When you preach, you probably have a default tone. Most of us do. If we are going to preach the Bible effectively, we need to get to know the tone of the text and the tone that we will default to using. Only then can we think through effective communication in respect to the tone of the sermon.
So what is your default tone? Here are a few possibilities to get us started. You should certainly listen to yourself on a recording, and you would be wise to ask some listeners how they would describe it!
A. Dull Deliverer – This preacher is generally flat in tone. Not much variation, not much energy, not much life. This is a hard one to spot in the mirror as we tend to find ourselves more compelling than others do.
B. Energizer Engager – This is the opposite: pure energy and continual variation in tone (albeit mostly enthusiasm). Massive energy, excessive movement, a tiring experience for most listeners, unless they are so relieved by the contrast it provides to a diet of dull deliverers, then they will be complimentary for a while.
C. Critical Cleric – This preacher is generally judgmental in tone. Whatever the text, whatever the situation, whatever the opportunity for leadership and encouragement, the message will probably come across as a finger wagging critique of the listeners or the culture. As with every default, this will get some affirmation. You can critique culture mercilessly in a way that would unhelpfully offend any visitor, but some in the congregation will celebrate you “saying it like it is” or something similar. Don’t evaluate tone on feedback, but do get feedback to evaluate the tone!
D. Gym General – This preacher is similar to the Critical Cleric, but the emphasis is on pressurizing the listeners. Instead of just critiquing, there is a continual arm twisting going on. No amount of application is ever enough, so do more, more, more. Again, some people are attracted by fleshly ascetic religiosity, so this approach will be affirmed. That doesn’t make it healthy though.
E. Cheery Chatterer – This preacher looks like he thinks he is in a wedding photo shoot. Upbeat, smiling incessantly, nice and happy, perhaps even plastic in tone. It is good to smile and be warm. It is good to connect with your listeners. It is good to remember that the God we represent should be evident in our manner and demeanor.
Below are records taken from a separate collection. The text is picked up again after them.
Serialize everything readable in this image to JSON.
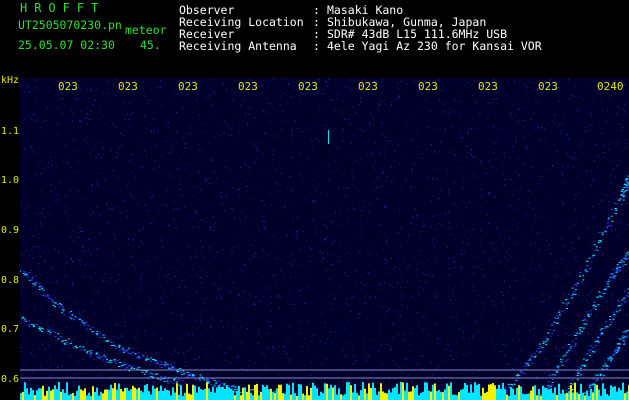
{
  "header": {
    "app_title": "HROFFT",
    "file_name": "UT2505070230.pn",
    "file_tag": "meteor",
    "date_time": "25.05.07 02:30",
    "stat_value": "45."
  },
  "meta": [
    {
      "label": "Observer",
      "value": "Masaki Kano"
    },
    {
      "label": "Receiving Location",
      "value": "Shibukawa, Gunma, Japan"
    },
    {
      "label": "Receiver",
      "value": "SDR# 43dB L15 111.6MHz USB"
    },
    {
      "label": "Receiving Antenna",
      "value": "4ele Yagi Az 230 for Kansai VOR"
    }
  ],
  "spectrogram": {
    "unit": "kHz",
    "y_ticks": [
      "1.1",
      "1.0",
      "0.9",
      "0.8",
      "0.7",
      "0.6"
    ],
    "x_ticks": [
      "023",
      "023",
      "023",
      "023",
      "023",
      "023",
      "023",
      "023",
      "023",
      "0240"
    ],
    "colors": {
      "background": "#00002a",
      "noise": "#2a3cff",
      "signal": "#00e5ff",
      "axis_text": "#e6e600",
      "header_green": "#2ee02e"
    }
  }
}
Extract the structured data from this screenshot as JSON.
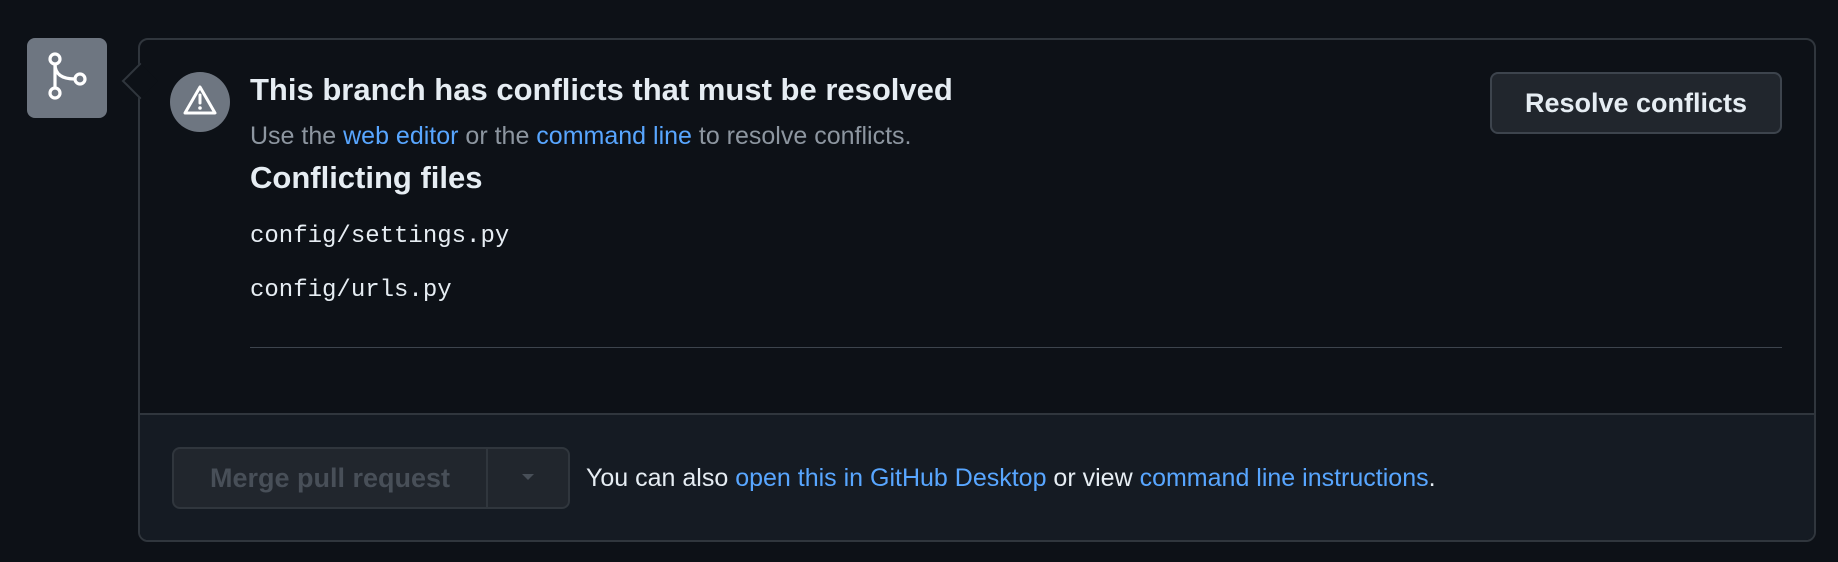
{
  "conflict": {
    "title": "This branch has conflicts that must be resolved",
    "subtitle_prefix": "Use the ",
    "web_editor_link": "web editor",
    "subtitle_middle": " or the ",
    "command_line_link": "command line",
    "subtitle_suffix": " to resolve conflicts.",
    "resolve_button": "Resolve conflicts",
    "files_heading": "Conflicting files",
    "files": [
      "config/settings.py",
      "config/urls.py"
    ]
  },
  "merge": {
    "button_label": "Merge pull request",
    "also_prefix": "You can also ",
    "desktop_link": "open this in GitHub Desktop",
    "also_middle": " or view ",
    "instructions_link": "command line instructions",
    "also_suffix": "."
  },
  "icons": {
    "branch": "git-merge-icon",
    "warning": "alert-triangle-icon",
    "dropdown": "triangle-down-icon"
  },
  "colors": {
    "link": "#58a6ff",
    "panel_bg": "#0d1117",
    "footer_bg": "#151b23",
    "badge_bg": "#6e7681"
  }
}
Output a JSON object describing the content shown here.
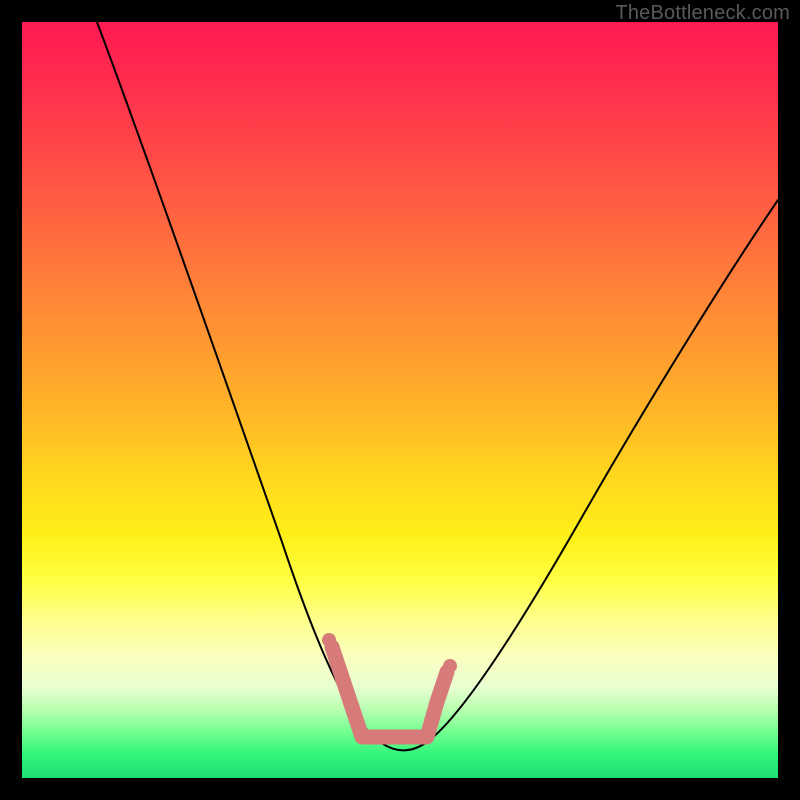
{
  "watermark": "TheBottleneck.com",
  "colors": {
    "frame_bg_top": "#ff1a52",
    "frame_bg_bottom": "#1ee072",
    "curve_stroke": "#000000",
    "marker_stroke": "#d77a7a",
    "page_bg": "#000000",
    "watermark_text": "#5a5a5a"
  },
  "chart_data": {
    "type": "line",
    "title": "",
    "xlabel": "",
    "ylabel": "",
    "xlim": [
      0,
      100
    ],
    "ylim": [
      0,
      100
    ],
    "grid": false,
    "legend": false,
    "series": [
      {
        "name": "bottleneck-curve",
        "x": [
          10,
          14,
          18,
          22,
          26,
          30,
          34,
          38,
          41,
          44,
          46,
          48,
          50,
          52,
          55,
          60,
          66,
          72,
          78,
          85,
          92,
          100
        ],
        "values": [
          100,
          88,
          76,
          65,
          55,
          45,
          36,
          27,
          18,
          11,
          6,
          3,
          2,
          3,
          6,
          12,
          20,
          30,
          40,
          52,
          64,
          77
        ]
      }
    ],
    "annotations": [
      {
        "name": "optimal-marker",
        "shape": "rounded-L",
        "x_range": [
          41,
          55
        ],
        "y_range": [
          2,
          18
        ]
      }
    ]
  }
}
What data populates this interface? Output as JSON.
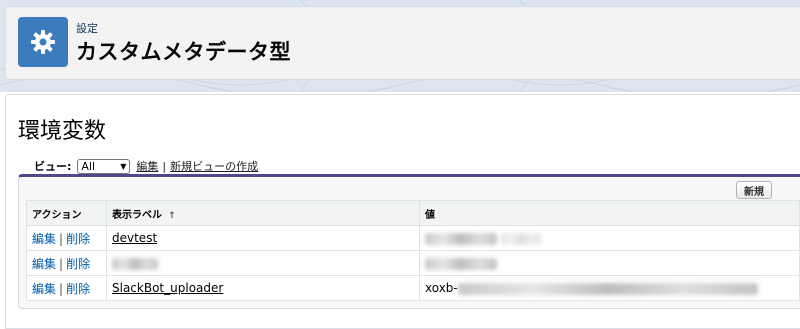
{
  "header": {
    "subtitle": "設定",
    "title": "カスタムメタデータ型",
    "icon": "gear-icon"
  },
  "page": {
    "title": "環境変数"
  },
  "view": {
    "label": "ビュー:",
    "selected": "All",
    "edit_link": "編集",
    "separator": "|",
    "new_view_link": "新規ビューの作成"
  },
  "toolbar": {
    "new_button": "新規"
  },
  "table": {
    "headers": {
      "action": "アクション",
      "label": "表示ラベル",
      "sort_indicator": "↑",
      "value": "値"
    },
    "action_edit": "編集",
    "action_delete": "削除",
    "action_separator": "|",
    "rows": [
      {
        "label": "devtest",
        "value": ""
      },
      {
        "label": "",
        "value": ""
      },
      {
        "label": "SlackBot_uploader",
        "value": "xoxb-"
      }
    ]
  },
  "colors": {
    "header_icon_bg": "#3c7cbc",
    "list_top_border": "#56458c",
    "link": "#015ba7"
  }
}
Consequently, let’s be careful not to come across as simply cheery all the time. God is good, but He is not an unauthentic salesperson.
F. Rushed Reteller – This preacher has more to say than time to say it. Consequently everything has to go at a clip in order to fit. Information transfer gives way to information statement and all aspects of effective delivery give way to the one over-riding goal of saying the message.
What would you add to this list of default preaching tones? There are many more out there.
4 thoughts on “Your Default Preaching Tone”
How about “Routine Reader?” No matter how thoughtful his manuscript, its effect is lost because he reads from it word for word.
Good one, thanks Bud
I’d add loving-but-firm shepherd to the list. I appreciated your statement about the tone of the Text. I confess to watching American Idol at times and am amazed at how often judges criticize a singer for not being believable. In other words, their tone or mood doesn’t match the song’s story.
Thank you for all your work.
Whilst it is more a tine of voice than of delivery; I would add the ‘stained glass preacher’ the person who uses a tone that is only found in the pulpit, and as it it not the ‘real person’ speaking seems impersonal and therefore lacking personal conviction of the message being conveyed (rather than proclaimed)